When my husband and I arrived at our mountain shack early yesterday morning, I found my little neighbor Mrs. Mantis standing over a new egg case. It was white and foamy, and she seemed very weak.
I wasn’t surprised – when we left her the other day, she had left her station on the patio railing and was trying to climb up the side of the shack. The cement board we sided the shack with seemed to be too slippery, so I again violated the prime directive – I hoisted her up on the top of the door frame, hoping she’d lay her eggs on the eaves of the shack.
As a child I enjoyed Nature, with my grandmother’s encouragement, we kids explored the world around us. Praying mantises always fascinated me. As soon as I found out what an egg case was, I started collecting them and keeping them in jars to watch them hatch. I found out – you have to be sure they have a lid with holes, and you have to watch them every day – when they hatch, they need to have food immediately.
I’ll never forget the day I came along just in time to watch them devouring each other, by the time I got the lid off the jar, about half of them were gone! They’re very fragile and weak when they hatch, and the first hatchlings fell upon the latecomers like piranhas.
But I’d never seen a mother lay her eggs. When I found Mrs. Mantis, the last bit of foamy casing was still stuck to the end of her abdomen. She hovered over the case, at one point, she fell onto the threshold of the door, but quickly righted herself and climbed back over the case. I realized, she was protecting it, at least until the foam hardened.
I assumed she would die within a few hours, and that made me sad – she’s been a very good neighbor, keeping the meat bees down to a dull roar. I wanted to know more about her, so I sat down at the computer and looked on wikipedia.
Mrs. Mantis is apparently a member of the “ground” or “bark” family of mantids. There are many kinds of mantids – this variety sticks around to guard it’s egg case, eating any erstwhile predators.
Of course as soon as my husband saw her on the bottom of our door, he asked her why she would place her family in such a high traffic area. It was his suggestion she might like to build her case under the eaves, where we’ve found a lot of cases in past. I think she must have fallen, unfortunately, her bottom so big, and was too tired to make it more than a couple of inches off the doorstep.
She is very sensitive to movement, even though she was comfortable with me when she was hanging around my water spigot. She seemed alarmed yesterday as we came and went through the door. It was windy, and my sinuses started to ache, so me and the dogs set up in the cabin to watch tv while my husband and a friend of ours worked on the new outhouse.
Meanwhile, Mrs. Mantis took up a post on the underside of the door trim, with her head directly beneath the case.
Sorry for the grainy picture, but there is her egg case, and there she is, staring at the camera from under the door frame.
According to wikipedia, the case can be attacked by ants or parasitic wasps – and human mothers think they have a hard time! Luckily, Mother Mantis is an awesome and hungry predator.

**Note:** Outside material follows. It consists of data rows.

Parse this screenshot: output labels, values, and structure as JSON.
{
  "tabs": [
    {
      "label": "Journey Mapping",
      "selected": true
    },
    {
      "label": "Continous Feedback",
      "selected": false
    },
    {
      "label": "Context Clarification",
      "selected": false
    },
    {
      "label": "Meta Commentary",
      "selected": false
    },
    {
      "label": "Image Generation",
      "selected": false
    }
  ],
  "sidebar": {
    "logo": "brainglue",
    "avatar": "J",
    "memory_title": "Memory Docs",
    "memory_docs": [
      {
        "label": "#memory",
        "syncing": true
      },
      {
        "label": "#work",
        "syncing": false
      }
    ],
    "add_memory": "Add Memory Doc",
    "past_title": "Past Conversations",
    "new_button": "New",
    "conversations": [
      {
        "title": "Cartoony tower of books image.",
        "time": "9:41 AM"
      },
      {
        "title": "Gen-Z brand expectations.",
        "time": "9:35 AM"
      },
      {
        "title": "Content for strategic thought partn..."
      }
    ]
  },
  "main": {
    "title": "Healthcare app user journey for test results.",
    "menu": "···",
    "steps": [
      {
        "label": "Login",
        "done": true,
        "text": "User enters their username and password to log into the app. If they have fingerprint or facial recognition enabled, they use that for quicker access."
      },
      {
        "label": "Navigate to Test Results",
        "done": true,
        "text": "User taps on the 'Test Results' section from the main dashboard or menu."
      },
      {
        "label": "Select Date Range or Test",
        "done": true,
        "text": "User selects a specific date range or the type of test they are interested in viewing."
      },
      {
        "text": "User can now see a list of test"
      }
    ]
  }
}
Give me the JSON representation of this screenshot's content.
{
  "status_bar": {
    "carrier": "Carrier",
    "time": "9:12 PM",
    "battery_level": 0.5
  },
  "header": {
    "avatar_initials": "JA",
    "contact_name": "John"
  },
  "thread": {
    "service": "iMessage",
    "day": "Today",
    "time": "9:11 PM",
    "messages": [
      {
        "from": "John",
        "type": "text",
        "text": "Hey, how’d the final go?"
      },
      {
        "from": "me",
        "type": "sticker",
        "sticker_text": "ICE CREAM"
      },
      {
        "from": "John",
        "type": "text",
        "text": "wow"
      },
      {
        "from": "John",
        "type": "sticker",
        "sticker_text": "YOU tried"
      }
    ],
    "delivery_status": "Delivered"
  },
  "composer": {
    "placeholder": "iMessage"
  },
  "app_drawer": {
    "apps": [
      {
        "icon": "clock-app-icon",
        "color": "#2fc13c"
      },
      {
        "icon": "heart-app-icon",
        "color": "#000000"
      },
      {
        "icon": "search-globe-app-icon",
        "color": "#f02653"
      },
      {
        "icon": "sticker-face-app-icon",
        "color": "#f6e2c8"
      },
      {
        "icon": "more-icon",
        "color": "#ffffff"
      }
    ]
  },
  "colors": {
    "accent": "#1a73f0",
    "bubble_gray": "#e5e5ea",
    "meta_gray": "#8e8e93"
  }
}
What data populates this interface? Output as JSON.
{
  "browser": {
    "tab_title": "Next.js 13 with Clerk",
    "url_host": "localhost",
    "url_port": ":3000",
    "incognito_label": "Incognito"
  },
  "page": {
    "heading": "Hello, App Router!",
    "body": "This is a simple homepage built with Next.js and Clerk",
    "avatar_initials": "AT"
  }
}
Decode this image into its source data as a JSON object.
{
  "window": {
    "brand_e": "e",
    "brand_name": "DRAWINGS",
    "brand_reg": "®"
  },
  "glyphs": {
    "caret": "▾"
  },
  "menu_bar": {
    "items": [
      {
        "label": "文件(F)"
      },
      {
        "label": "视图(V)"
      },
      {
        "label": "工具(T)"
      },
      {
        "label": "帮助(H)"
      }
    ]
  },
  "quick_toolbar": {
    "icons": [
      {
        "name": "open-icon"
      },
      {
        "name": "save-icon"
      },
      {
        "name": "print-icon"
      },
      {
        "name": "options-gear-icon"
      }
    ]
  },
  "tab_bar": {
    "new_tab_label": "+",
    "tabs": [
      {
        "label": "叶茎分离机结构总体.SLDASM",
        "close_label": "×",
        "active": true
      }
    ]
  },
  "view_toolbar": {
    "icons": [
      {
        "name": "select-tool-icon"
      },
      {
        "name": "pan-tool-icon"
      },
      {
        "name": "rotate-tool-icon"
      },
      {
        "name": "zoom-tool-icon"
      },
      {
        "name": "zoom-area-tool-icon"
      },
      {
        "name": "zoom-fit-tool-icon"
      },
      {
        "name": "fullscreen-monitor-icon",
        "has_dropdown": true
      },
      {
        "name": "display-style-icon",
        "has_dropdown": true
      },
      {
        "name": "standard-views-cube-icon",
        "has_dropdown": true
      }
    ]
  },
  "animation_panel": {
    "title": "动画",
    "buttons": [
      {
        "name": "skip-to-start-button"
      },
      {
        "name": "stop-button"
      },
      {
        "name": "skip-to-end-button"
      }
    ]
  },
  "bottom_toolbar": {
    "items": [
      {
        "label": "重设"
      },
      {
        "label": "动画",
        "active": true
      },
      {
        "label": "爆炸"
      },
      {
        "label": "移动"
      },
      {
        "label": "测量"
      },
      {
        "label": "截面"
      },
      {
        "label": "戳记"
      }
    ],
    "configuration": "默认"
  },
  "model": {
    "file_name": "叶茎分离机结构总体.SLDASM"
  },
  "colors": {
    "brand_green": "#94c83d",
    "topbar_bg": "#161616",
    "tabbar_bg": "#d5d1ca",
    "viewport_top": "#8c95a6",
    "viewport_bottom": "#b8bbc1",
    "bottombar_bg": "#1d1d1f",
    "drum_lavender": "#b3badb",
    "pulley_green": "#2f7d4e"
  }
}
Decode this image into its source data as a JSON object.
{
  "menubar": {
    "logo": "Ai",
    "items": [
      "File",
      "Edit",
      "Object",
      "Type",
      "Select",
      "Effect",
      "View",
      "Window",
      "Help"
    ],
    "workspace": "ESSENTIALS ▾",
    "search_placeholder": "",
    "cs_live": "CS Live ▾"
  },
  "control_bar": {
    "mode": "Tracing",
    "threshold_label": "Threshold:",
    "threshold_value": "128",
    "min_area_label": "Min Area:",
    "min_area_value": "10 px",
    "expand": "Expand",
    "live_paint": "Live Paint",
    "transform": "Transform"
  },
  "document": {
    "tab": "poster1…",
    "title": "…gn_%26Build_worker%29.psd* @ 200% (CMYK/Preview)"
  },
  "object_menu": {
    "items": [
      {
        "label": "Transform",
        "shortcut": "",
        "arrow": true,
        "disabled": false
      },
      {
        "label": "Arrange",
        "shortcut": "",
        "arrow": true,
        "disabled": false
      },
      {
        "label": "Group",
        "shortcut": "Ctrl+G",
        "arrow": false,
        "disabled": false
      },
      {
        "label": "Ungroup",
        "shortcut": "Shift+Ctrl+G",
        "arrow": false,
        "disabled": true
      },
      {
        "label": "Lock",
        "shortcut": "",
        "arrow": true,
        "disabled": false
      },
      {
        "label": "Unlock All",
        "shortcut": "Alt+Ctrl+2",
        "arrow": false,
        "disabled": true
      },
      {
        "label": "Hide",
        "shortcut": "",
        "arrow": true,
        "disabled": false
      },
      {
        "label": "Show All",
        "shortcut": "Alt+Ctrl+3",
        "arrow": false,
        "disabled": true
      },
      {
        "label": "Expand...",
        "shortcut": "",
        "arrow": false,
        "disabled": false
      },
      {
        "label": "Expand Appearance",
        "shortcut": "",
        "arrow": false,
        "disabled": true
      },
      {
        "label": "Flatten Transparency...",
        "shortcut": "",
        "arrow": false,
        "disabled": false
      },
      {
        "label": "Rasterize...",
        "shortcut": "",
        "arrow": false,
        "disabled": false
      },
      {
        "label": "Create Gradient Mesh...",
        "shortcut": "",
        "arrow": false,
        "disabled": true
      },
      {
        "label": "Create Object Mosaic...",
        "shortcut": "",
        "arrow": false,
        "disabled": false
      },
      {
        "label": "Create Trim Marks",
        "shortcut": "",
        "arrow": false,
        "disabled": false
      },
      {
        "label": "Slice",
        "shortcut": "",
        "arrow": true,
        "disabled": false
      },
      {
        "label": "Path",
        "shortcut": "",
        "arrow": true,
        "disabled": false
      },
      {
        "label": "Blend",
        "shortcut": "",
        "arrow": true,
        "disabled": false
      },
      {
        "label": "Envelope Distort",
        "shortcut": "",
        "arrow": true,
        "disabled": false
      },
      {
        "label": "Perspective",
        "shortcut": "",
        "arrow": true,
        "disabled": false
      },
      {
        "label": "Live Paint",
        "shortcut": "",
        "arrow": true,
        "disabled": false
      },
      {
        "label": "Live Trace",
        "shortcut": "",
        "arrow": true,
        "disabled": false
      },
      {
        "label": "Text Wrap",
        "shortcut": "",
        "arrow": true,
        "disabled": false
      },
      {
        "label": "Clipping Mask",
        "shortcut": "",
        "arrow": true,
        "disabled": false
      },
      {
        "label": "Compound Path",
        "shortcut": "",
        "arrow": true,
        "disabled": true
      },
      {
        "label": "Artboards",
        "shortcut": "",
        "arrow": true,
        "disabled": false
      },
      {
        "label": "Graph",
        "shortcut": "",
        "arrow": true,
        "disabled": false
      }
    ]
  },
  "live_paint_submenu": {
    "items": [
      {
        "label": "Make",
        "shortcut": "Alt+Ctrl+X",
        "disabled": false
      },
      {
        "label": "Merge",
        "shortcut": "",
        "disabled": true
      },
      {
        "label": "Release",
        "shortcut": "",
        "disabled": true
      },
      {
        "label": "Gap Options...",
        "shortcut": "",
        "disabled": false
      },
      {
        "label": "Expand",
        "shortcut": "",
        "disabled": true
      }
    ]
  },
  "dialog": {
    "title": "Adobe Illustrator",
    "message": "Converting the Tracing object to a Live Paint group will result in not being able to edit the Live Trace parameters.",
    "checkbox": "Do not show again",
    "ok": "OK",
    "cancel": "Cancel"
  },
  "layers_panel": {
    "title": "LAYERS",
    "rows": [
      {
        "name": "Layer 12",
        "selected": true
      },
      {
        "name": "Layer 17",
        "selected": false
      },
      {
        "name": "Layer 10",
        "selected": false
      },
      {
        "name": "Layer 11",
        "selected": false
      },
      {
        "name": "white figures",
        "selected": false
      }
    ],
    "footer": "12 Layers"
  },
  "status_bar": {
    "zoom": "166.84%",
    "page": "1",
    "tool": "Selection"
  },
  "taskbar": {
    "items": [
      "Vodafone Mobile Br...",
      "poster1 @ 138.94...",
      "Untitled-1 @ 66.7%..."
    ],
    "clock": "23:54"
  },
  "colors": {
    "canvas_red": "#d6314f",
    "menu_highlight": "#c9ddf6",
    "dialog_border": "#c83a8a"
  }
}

Can you imagine, having to eat somebody to protect your child? I remember being a mom – I think I could have done it.
I wonder how long the eggs will take to hatch? It’s getting cold – I don’t imagine they’d hatch now. How long will she be able to hold her post? Maybe she won’t need to hold it that long, maybe just until all the other bugs go into hibernation.
We’ll just have to wait and see!